→ **Task statement**
Images aside, the whole listing should be written out word for word.

→ **Data supplied**
-=-=-=-=-

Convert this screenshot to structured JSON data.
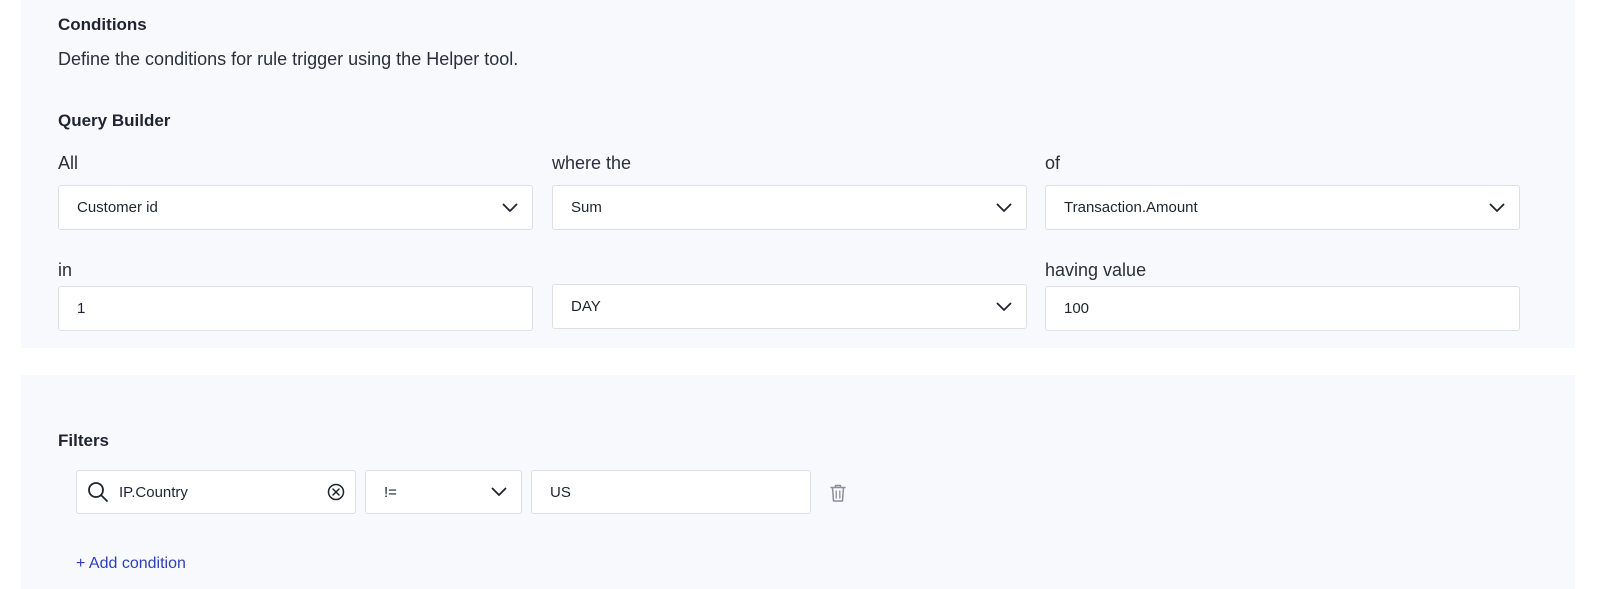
{
  "conditions": {
    "title": "Conditions",
    "description": "Define the conditions for rule trigger using the Helper tool."
  },
  "query_builder": {
    "title": "Query Builder",
    "row1": {
      "label_all": "All",
      "group_by_value": "Customer id",
      "label_where": "where the",
      "aggregate_value": "Sum",
      "label_of": "of",
      "field_value": "Transaction.Amount"
    },
    "row2": {
      "label_in": "in",
      "window_value": "1",
      "unit_value": "DAY",
      "label_having": "having value",
      "threshold_value": "100"
    }
  },
  "filters": {
    "title": "Filters",
    "items": [
      {
        "field": "IP.Country",
        "operator": "!=",
        "value": "US"
      }
    ],
    "add_condition_label": "+ Add condition"
  },
  "colors": {
    "panel_bg": "#f7f9fd",
    "link": "#2b3fbf",
    "border": "#dcdfe6"
  }
}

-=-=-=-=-

→ **Written response**
Convert this screenshot to structured JSON data.
{
  "conditions": {
    "title": "Conditions",
    "description": "Define the conditions for rule trigger using the Helper tool."
  },
  "query_builder": {
    "title": "Query Builder",
    "row1": {
      "label_all": "All",
      "group_by_value": "Customer id",
      "label_where": "where the",
      "aggregate_value": "Sum",
      "label_of": "of",
      "field_value": "Transaction.Amount"
    },
    "row2": {
      "label_in": "in",
      "window_value": "1",
      "unit_value": "DAY",
      "label_having": "having value",
      "threshold_value": "100"
    }
  },
  "filters": {
    "title": "Filters",
    "items": [
      {
        "field": "IP.Country",
        "operator": "!=",
        "value": "US"
      }
    ],
    "add_condition_label": "+ Add condition"
  },
  "colors": {
    "panel_bg": "#f7f9fd",
    "link": "#2b3fbf",
    "border": "#dcdfe6"
  }
}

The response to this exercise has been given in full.